and hurts marine life:
https://www.wbur.org/hereandnow/2019/06/10/mississippi-river-flooding-marine-life
Title: Re: Floods
Post by: Alexander555 on June 13, 2019, 12:17:21 PM
Heavy flooding in China. https://www.accuweather.com/en/weather-news/two-dozen-dead-as-downpours-strike-southern-china-little-relief-expected-for-rest-of-june/70008529?utm_source=twitter&utm_medium=social&utm_term=&utm_content=&utm_campaign=breakingweather
Title: Re: Floods
Post by: Alexander555 on June 14, 2019, 08:43:13 PM
More than 60 people died in the floods so far, and 3,7 million hectares of farmland damaged. https://www.nytimes.com/reuters/2019/06/13/world/asia/13reuters-china-weather.html
Title: Re: Floods
Post by: Carex on June 15, 2019, 03:45:10 AM
Flood? Maybe not, but the Great Lakes are rather high too.

https://www.glerl.noaa.gov/data/wlevels/data/superiorLevelsFeet.png (https://www.glerl.noaa.gov/data/wlevels/data/superiorLevelsFeet.png)

(https://www.glerl.noaa.gov/data/wlevels/data/superiorLevelsFeet.png)
Title: Re: Floods
Post by: bbr2314 on June 15, 2019, 03:51:47 AM
Flood? Maybe not, but the Great Lakes are rather high too.

https://www.glerl.noaa.gov/data/wlevels/data/superiorLevelsFeet.png (https://www.glerl.noaa.gov/data/wlevels/data/superiorLevelsFeet.png)

(https://www.glerl.noaa.gov/data/wlevels/data/superiorLevelsFeet.png)
I wonder what happens if we see the same year over year increase into 2020. I would imagine the impacts would be fairly catastrophic in many locations.
Title: Re: Floods
Post by: Carex on June 15, 2019, 03:59:13 AM
This is an all time high for Lake Erie.
(https://www.glerl.noaa.gov/data/wlevels/data/erieLevelsFeet.png)

And Lake Ontario
(https://www.glerl.noaa.gov/data/wlevels/data/ontarioLevelsFeet.png)

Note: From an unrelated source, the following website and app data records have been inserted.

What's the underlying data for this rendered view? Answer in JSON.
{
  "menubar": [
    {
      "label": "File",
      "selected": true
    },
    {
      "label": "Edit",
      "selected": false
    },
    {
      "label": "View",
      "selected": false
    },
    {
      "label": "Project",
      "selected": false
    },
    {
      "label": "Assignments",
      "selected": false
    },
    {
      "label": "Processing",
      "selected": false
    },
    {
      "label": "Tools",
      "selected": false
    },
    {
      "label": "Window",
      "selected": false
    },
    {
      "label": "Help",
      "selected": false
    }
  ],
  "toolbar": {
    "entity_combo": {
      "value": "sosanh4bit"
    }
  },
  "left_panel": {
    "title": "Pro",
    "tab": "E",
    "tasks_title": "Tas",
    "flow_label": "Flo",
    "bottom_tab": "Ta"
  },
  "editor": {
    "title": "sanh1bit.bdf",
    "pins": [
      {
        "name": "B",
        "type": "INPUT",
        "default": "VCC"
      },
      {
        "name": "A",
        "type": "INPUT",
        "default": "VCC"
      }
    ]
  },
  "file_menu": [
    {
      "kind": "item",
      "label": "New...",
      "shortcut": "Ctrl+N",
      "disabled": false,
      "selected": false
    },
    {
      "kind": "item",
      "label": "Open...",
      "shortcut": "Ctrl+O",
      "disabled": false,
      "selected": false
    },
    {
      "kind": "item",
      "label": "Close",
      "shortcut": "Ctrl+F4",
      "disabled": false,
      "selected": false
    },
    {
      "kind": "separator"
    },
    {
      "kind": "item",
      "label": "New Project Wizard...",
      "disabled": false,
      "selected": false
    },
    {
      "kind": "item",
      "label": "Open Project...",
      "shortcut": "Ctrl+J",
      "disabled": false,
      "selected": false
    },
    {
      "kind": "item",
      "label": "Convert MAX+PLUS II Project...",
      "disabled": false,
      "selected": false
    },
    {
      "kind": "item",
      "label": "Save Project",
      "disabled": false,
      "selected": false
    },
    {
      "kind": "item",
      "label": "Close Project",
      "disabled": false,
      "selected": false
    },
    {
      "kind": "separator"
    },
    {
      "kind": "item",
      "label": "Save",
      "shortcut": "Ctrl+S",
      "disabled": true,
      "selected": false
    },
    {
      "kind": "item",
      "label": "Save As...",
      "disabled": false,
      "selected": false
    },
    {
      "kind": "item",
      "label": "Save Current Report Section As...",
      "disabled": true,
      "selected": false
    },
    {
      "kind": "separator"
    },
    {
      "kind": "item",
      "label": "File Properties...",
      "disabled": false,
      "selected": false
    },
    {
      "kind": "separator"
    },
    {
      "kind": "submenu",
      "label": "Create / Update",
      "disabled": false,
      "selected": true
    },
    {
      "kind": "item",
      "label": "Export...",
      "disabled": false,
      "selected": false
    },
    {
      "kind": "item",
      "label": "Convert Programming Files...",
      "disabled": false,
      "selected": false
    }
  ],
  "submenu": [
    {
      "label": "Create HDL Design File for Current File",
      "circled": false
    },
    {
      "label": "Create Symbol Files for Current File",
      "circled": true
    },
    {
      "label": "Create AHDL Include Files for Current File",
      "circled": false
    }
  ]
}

The big lakes upsteam usually don't reach full pool until later in the year.
Title: Re: Floods
Post by: Carex on June 15, 2019, 04:13:36 AM
RE#342:   

The Lakes are quite dynamic. L. Superior was within 0.1 foot of record low in 2004 and L. Michigan was low enough to restrict shipping as recent as 2006.  Still people build as close as they can and light to moderate damage is happening during storms now.
Title: Re: Floods
Post by: bligh8 on June 15, 2019, 02:15:55 PM
 Still people build as close as they can and light to moderate damage is happening during storms now.

It use to be the ice that scared folks.....60yrs ago I recall watching as folks set-off charges in the ice before the ice destroyed the lake side portion of their homes. 
Title: Re: Floods
Post by: Tom_Mazanec on June 15, 2019, 08:50:29 PM
Flood caused landslide strands hundreds (England):
https://weather.com/news/news/2019-06-14-england-flooding-strands-train-passengers-eight-hours

EDIT: Midwest floods hurt Louisiana fisheries:
https://www.apnews.com/e9eac7f1faf847118dad2e996c66ed6c
Title: Re: Floods
Post by: Alexander555 on June 21, 2019, 07:24:23 PM
And plenty more rain to come. https://watchers.news/2019/06/21/floods-claimed-88-lives-destroyed-17-000-homes-and-damaged-82-000-china/
Title: Re: Floods
Post by: Alexander555 on June 21, 2019, 07:25:41 PM
The same for the US i think, plenty more rain on his way. https://watchers.news/2019/06/21/over-200-000-without-power-evacuations-and-high-water-rescues-as-severe-thunderstorms-hit-u-s/
Title: Re: Floods
Post by: bbr2314 on June 21, 2019, 09:25:47 PM
It is hard to express how irredeemably stupid these people are. Like potatoes with mouths. And this isn't just the case in Michigan, it is how people are everywhere.

http://www.fox2detroit.com/news/local-news/high-water-levels-plaguing-metro-detroit-harrison-township-roads-underwater